### Problem requirements
The answer should be every line below, retyped exactly.

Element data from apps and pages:
---

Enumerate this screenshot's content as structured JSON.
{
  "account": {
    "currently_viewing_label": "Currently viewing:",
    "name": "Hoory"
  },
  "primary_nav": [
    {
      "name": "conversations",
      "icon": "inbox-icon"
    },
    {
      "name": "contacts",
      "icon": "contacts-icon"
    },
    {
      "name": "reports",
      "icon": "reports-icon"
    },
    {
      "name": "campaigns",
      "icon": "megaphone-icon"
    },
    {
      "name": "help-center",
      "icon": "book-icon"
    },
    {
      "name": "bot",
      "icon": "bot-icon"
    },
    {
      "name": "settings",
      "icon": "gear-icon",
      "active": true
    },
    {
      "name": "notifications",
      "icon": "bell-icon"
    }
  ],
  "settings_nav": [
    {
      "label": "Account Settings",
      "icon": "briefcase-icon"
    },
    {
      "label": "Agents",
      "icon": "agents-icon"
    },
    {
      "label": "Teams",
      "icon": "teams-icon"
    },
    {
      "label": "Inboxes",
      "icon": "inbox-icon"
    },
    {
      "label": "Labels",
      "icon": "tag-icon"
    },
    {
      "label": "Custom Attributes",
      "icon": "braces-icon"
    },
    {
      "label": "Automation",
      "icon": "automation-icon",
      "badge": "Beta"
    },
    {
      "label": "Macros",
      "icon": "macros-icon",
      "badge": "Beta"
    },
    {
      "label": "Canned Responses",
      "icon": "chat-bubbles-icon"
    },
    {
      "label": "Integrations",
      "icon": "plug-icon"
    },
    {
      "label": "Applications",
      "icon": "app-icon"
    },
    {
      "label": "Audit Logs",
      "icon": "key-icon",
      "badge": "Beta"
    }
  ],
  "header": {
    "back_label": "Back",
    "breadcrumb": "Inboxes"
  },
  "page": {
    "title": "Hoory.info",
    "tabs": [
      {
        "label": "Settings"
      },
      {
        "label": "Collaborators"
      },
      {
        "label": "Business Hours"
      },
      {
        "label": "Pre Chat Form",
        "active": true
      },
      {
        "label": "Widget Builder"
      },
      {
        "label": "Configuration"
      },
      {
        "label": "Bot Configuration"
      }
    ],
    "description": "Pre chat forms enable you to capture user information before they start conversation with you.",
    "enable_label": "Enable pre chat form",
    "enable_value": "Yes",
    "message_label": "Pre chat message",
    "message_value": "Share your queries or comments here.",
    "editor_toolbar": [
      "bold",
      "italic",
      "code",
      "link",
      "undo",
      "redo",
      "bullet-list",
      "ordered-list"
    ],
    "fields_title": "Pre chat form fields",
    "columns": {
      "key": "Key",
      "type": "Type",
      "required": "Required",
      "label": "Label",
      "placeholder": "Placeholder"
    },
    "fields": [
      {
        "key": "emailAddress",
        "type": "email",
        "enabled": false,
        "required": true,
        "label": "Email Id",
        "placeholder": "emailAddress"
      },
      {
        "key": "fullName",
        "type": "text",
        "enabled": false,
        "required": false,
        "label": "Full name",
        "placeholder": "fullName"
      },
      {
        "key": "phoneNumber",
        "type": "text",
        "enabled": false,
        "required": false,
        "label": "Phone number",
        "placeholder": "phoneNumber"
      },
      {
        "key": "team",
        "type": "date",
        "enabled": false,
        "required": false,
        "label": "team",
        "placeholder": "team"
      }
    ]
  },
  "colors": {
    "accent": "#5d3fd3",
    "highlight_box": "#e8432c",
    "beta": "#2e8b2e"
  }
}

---

### Solution to this exercise
Enumerate this screenshot's content as structured JSON.
{
  "account": {
    "currently_viewing_label": "Currently viewing:",
    "name": "Hoory"
  },
  "primary_nav": [
    {
      "name": "conversations",
      "icon": "inbox-icon"
    },
    {
      "name": "contacts",
      "icon": "contacts-icon"
    },
    {
      "name": "reports",
      "icon": "reports-icon"
    },
    {
      "name": "campaigns",
      "icon": "megaphone-icon"
    },
    {
      "name": "help-center",
      "icon": "book-icon"
    },
    {
      "name": "bot",
      "icon": "bot-icon"
    },
    {
      "name": "settings",
      "icon": "gear-icon",
      "active": true
    },
    {
      "name": "notifications",
      "icon": "bell-icon"
    }
  ],
  "settings_nav": [
    {
      "label": "Account Settings",
      "icon": "briefcase-icon"
    },
    {
      "label": "Agents",
      "icon": "agents-icon"
    },
    {
      "label": "Teams",
      "icon": "teams-icon"
    },
    {
      "label": "Inboxes",
      "icon": "inbox-icon"
    },
    {
      "label": "Labels",
      "icon": "tag-icon"
    },
    {
      "label": "Custom Attributes",
      "icon": "braces-icon"
    },
    {
      "label": "Automation",
      "icon": "automation-icon",
      "badge": "Beta"
    },
    {
      "label": "Macros",
      "icon": "macros-icon",
      "badge": "Beta"
    },
    {
      "label": "Canned Responses",
      "icon": "chat-bubbles-icon"
    },
    {
      "label": "Integrations",
      "icon": "plug-icon"
    },
    {
      "label": "Applications",
      "icon": "app-icon"
    },
    {
      "label": "Audit Logs",
      "icon": "key-icon",
      "badge": "Beta"
    }
  ],
  "header": {
    "back_label": "Back",
    "breadcrumb": "Inboxes"
  },
  "page": {
    "title": "Hoory.info",
    "tabs": [
      {
        "label": "Settings"
      },
      {
        "label": "Collaborators"
      },
      {
        "label": "Business Hours"
      },
      {
        "label": "Pre Chat Form",
        "active": true
      },
      {
        "label": "Widget Builder"
      },
      {
        "label": "Configuration"
      },
      {
        "label": "Bot Configuration"
      }
    ],
    "description": "Pre chat forms enable you to capture user information before they start conversation with you.",
    "enable_label": "Enable pre chat form",
    "enable_value": "Yes",
    "message_label": "Pre chat message",
    "message_value": "Share your queries or comments here.",
    "editor_toolbar": [
      "bold",
      "italic",
      "code",
      "link",
      "undo",
      "redo",
      "bullet-list",
      "ordered-list"
    ],
    "fields_title": "Pre chat form fields",
    "columns": {
      "key": "Key",
      "type": "Type",
      "required": "Required",
      "label": "Label",
      "placeholder": "Placeholder"
    },
    "fields": [
      {
        "key": "emailAddress",
        "type": "email",
        "enabled": false,
        "required": true,
        "label": "Email Id",
        "placeholder": "emailAddress"
      },
      {
        "key": "fullName",
        "type": "text",
        "enabled": false,
        "required": false,
        "label": "Full name",
        "placeholder": "fullName"
      },
      {
        "key": "phoneNumber",
        "type": "text",
        "enabled": false,
        "required": false,
        "label": "Phone number",
        "placeholder": "phoneNumber"
      },
      {
        "key": "team",
        "type": "date",
        "enabled": false,
        "required": false,
        "label": "team",
        "placeholder": "team"
      }
    ]
  },
  "colors": {
    "accent": "#5d3fd3",
    "highlight_box": "#e8432c",
    "beta": "#2e8b2e"
  }
}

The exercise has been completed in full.